-- RECORDED DATA follows --

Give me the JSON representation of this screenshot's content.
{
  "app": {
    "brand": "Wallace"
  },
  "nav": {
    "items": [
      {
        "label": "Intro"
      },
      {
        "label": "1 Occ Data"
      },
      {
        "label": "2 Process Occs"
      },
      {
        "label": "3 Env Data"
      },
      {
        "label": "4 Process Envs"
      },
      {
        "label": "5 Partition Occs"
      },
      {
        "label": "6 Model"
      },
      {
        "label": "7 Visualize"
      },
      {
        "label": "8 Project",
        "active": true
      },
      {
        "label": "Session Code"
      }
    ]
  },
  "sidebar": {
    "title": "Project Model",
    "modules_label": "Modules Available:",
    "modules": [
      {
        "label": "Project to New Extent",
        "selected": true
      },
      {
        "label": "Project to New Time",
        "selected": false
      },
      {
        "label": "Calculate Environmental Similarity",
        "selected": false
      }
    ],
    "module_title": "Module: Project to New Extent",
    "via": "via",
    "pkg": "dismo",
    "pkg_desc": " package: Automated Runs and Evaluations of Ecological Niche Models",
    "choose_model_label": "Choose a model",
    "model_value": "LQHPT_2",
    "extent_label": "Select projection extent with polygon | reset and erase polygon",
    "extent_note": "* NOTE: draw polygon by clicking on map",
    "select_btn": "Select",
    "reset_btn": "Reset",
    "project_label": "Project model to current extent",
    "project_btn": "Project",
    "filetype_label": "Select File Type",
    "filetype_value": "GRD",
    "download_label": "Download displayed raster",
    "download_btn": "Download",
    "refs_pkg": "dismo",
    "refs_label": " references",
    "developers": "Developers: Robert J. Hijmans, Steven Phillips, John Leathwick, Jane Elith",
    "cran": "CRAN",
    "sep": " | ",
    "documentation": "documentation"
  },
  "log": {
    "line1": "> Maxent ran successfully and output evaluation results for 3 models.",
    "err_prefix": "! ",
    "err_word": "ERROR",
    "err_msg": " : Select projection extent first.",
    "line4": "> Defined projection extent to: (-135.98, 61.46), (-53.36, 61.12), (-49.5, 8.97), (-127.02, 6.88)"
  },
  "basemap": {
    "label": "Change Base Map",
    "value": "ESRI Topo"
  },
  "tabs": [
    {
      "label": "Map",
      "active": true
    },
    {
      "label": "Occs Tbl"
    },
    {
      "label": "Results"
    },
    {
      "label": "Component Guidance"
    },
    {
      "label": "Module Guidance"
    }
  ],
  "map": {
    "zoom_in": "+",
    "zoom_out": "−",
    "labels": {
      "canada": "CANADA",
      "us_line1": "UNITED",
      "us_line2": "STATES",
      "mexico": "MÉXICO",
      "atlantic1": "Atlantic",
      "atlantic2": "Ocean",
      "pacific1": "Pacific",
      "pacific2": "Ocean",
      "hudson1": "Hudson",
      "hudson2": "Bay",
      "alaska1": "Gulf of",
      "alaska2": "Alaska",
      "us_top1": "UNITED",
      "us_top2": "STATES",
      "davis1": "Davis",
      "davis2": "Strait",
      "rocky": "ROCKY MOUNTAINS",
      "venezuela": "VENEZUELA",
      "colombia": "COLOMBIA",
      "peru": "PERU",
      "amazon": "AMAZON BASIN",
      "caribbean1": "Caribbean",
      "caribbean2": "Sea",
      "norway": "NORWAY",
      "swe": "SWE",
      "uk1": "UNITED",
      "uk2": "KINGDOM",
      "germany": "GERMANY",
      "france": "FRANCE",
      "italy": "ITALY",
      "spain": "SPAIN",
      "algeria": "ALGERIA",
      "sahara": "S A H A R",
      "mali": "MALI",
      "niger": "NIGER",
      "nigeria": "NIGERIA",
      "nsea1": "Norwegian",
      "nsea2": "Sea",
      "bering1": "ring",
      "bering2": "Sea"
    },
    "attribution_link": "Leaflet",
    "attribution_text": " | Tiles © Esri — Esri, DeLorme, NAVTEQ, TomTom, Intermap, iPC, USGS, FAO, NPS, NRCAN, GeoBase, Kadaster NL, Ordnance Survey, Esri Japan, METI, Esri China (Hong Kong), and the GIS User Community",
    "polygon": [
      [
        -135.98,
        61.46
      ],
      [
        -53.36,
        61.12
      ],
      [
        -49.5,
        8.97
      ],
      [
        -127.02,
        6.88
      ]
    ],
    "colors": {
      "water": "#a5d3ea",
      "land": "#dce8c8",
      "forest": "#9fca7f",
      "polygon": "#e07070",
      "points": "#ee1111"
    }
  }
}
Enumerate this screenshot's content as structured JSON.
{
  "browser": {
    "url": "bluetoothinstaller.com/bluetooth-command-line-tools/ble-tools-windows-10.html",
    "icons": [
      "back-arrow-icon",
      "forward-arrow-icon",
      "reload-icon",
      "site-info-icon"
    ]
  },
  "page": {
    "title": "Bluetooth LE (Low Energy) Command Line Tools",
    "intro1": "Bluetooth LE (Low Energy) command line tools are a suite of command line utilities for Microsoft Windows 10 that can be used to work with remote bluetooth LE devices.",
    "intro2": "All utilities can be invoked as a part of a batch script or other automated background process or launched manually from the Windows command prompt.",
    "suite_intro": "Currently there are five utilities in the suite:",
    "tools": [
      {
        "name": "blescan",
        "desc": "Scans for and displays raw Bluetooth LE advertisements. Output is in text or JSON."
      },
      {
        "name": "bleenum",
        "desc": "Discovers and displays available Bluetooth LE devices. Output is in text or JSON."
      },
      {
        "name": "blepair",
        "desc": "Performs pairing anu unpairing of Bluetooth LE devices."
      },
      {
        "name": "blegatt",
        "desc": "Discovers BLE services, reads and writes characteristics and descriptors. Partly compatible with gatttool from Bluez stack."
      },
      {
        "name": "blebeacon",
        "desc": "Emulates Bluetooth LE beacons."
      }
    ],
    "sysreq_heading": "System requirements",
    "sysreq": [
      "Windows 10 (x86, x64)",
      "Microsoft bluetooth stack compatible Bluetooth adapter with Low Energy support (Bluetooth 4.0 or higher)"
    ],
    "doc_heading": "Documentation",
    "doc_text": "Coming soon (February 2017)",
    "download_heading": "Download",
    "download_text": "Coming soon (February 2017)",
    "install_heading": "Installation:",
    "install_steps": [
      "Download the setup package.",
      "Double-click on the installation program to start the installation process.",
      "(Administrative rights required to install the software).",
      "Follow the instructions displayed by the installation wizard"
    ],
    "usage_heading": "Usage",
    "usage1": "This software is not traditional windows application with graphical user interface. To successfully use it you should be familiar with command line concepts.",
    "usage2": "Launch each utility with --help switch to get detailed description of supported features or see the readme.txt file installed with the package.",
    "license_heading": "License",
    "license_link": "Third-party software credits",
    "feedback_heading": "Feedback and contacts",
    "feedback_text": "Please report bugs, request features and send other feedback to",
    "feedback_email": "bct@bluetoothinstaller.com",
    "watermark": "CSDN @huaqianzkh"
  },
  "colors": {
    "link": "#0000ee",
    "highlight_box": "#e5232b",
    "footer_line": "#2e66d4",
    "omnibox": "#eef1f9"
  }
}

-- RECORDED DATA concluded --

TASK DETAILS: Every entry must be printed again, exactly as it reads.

COMPLETED TASK:
Give me the JSON representation of this screenshot's content.
{
  "app": {
    "brand": "Wallace"
  },
  "nav": {
    "items": [
      {
        "label": "Intro"
      },
      {
        "label": "1 Occ Data"
      },
      {
        "label": "2 Process Occs"
      },
      {
        "label": "3 Env Data"
      },
      {
        "label": "4 Process Envs"
      },
      {
        "label": "5 Partition Occs"
      },
      {
        "label": "6 Model"
      },
      {
        "label": "7 Visualize"
      },
      {
        "label": "8 Project",
        "active": true
      },
      {
        "label": "Session Code"
      }
    ]
  },
  "sidebar": {
    "title": "Project Model",
    "modules_label": "Modules Available:",
    "modules": [
      {
        "label": "Project to New Extent",
        "selected": true
      },
      {
        "label": "Project to New Time",
        "selected": false
      },
      {
        "label": "Calculate Environmental Similarity",
        "selected": false
      }
    ],
    "module_title": "Module: Project to New Extent",
    "via": "via",
    "pkg": "dismo",
    "pkg_desc": " package: Automated Runs and Evaluations of Ecological Niche Models",
    "choose_model_label": "Choose a model",
    "model_value": "LQHPT_2",
    "extent_label": "Select projection extent with polygon | reset and erase polygon",
    "extent_note": "* NOTE: draw polygon by clicking on map",
    "select_btn": "Select",
    "reset_btn": "Reset",
    "project_label": "Project model to current extent",
    "project_btn": "Project",
    "filetype_label": "Select File Type",
    "filetype_value": "GRD",
    "download_label": "Download displayed raster",
    "download_btn": "Download",
    "refs_pkg": "dismo",
    "refs_label": " references",
    "developers": "Developers: Robert J. Hijmans, Steven Phillips, John Leathwick, Jane Elith",
    "cran": "CRAN",
    "sep": " | ",
    "documentation": "documentation"
  },
  "log": {
    "line1": "> Maxent ran successfully and output evaluation results for 3 models.",
    "err_prefix": "! ",
    "err_word": "ERROR",
    "err_msg": " : Select projection extent first.",
    "line4": "> Defined projection extent to: (-135.98, 61.46), (-53.36, 61.12), (-49.5, 8.97), (-127.02, 6.88)"
  },
  "basemap": {
    "label": "Change Base Map",
    "value": "ESRI Topo"
  },
  "tabs": [
    {
      "label": "Map",
      "active": true
    },
    {
      "label": "Occs Tbl"
    },
    {
      "label": "Results"
    },
    {
      "label": "Component Guidance"
    },
    {
      "label": "Module Guidance"
    }
  ],
  "map": {
    "zoom_in": "+",
    "zoom_out": "−",
    "labels": {
      "canada": "CANADA",
      "us_line1": "UNITED",
      "us_line2": "STATES",
      "mexico": "MÉXICO",
      "atlantic1": "Atlantic",
      "atlantic2": "Ocean",
      "pacific1": "Pacific",
      "pacific2": "Ocean",
      "hudson1": "Hudson",
      "hudson2": "Bay",
      "alaska1": "Gulf of",
      "alaska2": "Alaska",
      "us_top1": "UNITED",
      "us_top2": "STATES",
      "davis1": "Davis",
      "davis2": "Strait",
      "rocky": "ROCKY MOUNTAINS",
      "venezuela": "VENEZUELA",
      "colombia": "COLOMBIA",
      "peru": "PERU",
      "amazon": "AMAZON BASIN",
      "caribbean1": "Caribbean",
      "caribbean2": "Sea",
      "norway": "NORWAY",
      "swe": "SWE",
      "uk1": "UNITED",
      "uk2": "KINGDOM",
      "germany": "GERMANY",
      "france": "FRANCE",
      "italy": "ITALY",
      "spain": "SPAIN",
      "algeria": "ALGERIA",
      "sahara": "S A H A R",
      "mali": "MALI",
      "niger": "NIGER",
      "nigeria": "NIGERIA",
      "nsea1": "Norwegian",
      "nsea2": "Sea",
      "bering1": "ring",
      "bering2": "Sea"
    },
    "attribution_link": "Leaflet",
    "attribution_text": " | Tiles © Esri — Esri, DeLorme, NAVTEQ, TomTom, Intermap, iPC, USGS, FAO, NPS, NRCAN, GeoBase, Kadaster NL, Ordnance Survey, Esri Japan, METI, Esri China (Hong Kong), and the GIS User Community",
    "polygon": [
      [
        -135.98,
        61.46
      ],
      [
        -53.36,
        61.12
      ],
      [
        -49.5,
        8.97
      ],
      [
        -127.02,
        6.88
      ]
    ],
    "colors": {
      "water": "#a5d3ea",
      "land": "#dce8c8",
      "forest": "#9fca7f",
      "polygon": "#e07070",
      "points": "#ee1111"
    }
  }
}
Enumerate this screenshot's content as structured JSON.
{
  "browser": {
    "url": "bluetoothinstaller.com/bluetooth-command-line-tools/ble-tools-windows-10.html",
    "icons": [
      "back-arrow-icon",
      "forward-arrow-icon",
      "reload-icon",
      "site-info-icon"
    ]
  },
  "page": {
    "title": "Bluetooth LE (Low Energy) Command Line Tools",
    "intro1": "Bluetooth LE (Low Energy) command line tools are a suite of command line utilities for Microsoft Windows 10 that can be used to work with remote bluetooth LE devices.",
    "intro2": "All utilities can be invoked as a part of a batch script or other automated background process or launched manually from the Windows command prompt.",
    "suite_intro": "Currently there are five utilities in the suite:",
    "tools": [
      {
        "name": "blescan",
        "desc": "Scans for and displays raw Bluetooth LE advertisements. Output is in text or JSON."
      },
      {
        "name": "bleenum",
        "desc": "Discovers and displays available Bluetooth LE devices. Output is in text or JSON."
      },
      {
        "name": "blepair",
        "desc": "Performs pairing anu unpairing of Bluetooth LE devices."
      },
      {
        "name": "blegatt",
        "desc": "Discovers BLE services, reads and writes characteristics and descriptors. Partly compatible with gatttool from Bluez stack."
      },
      {
        "name": "blebeacon",
        "desc": "Emulates Bluetooth LE beacons."
      }
    ],
    "sysreq_heading": "System requirements",
    "sysreq": [
      "Windows 10 (x86, x64)",
      "Microsoft bluetooth stack compatible Bluetooth adapter with Low Energy support (Bluetooth 4.0 or higher)"
    ],
    "doc_heading": "Documentation",
    "doc_text": "Coming soon (February 2017)",
    "download_heading": "Download",
    "download_text": "Coming soon (February 2017)",
    "install_heading": "Installation:",
    "install_steps": [
      "Download the setup package.",
      "Double-click on the installation program to start the installation process.",
      "(Administrative rights required to install the software).",
      "Follow the instructions displayed by the installation wizard"
    ],
    "usage_heading": "Usage",
    "usage1": "This software is not traditional windows application with graphical user interface. To successfully use it you should be familiar with command line concepts.",
    "usage2": "Launch each utility with --help switch to get detailed description of supported features or see the readme.txt file installed with the package.",
    "license_heading": "License",
    "license_link": "Third-party software credits",
    "feedback_heading": "Feedback and contacts",
    "feedback_text": "Please report bugs, request features and send other feedback to",
    "feedback_email": "bct@bluetoothinstaller.com",
    "watermark": "CSDN @huaqianzkh"
  },
  "colors": {
    "link": "#0000ee",
    "highlight_box": "#e5232b",
    "footer_line": "#2e66d4",
    "omnibox": "#eef1f9"
  }
}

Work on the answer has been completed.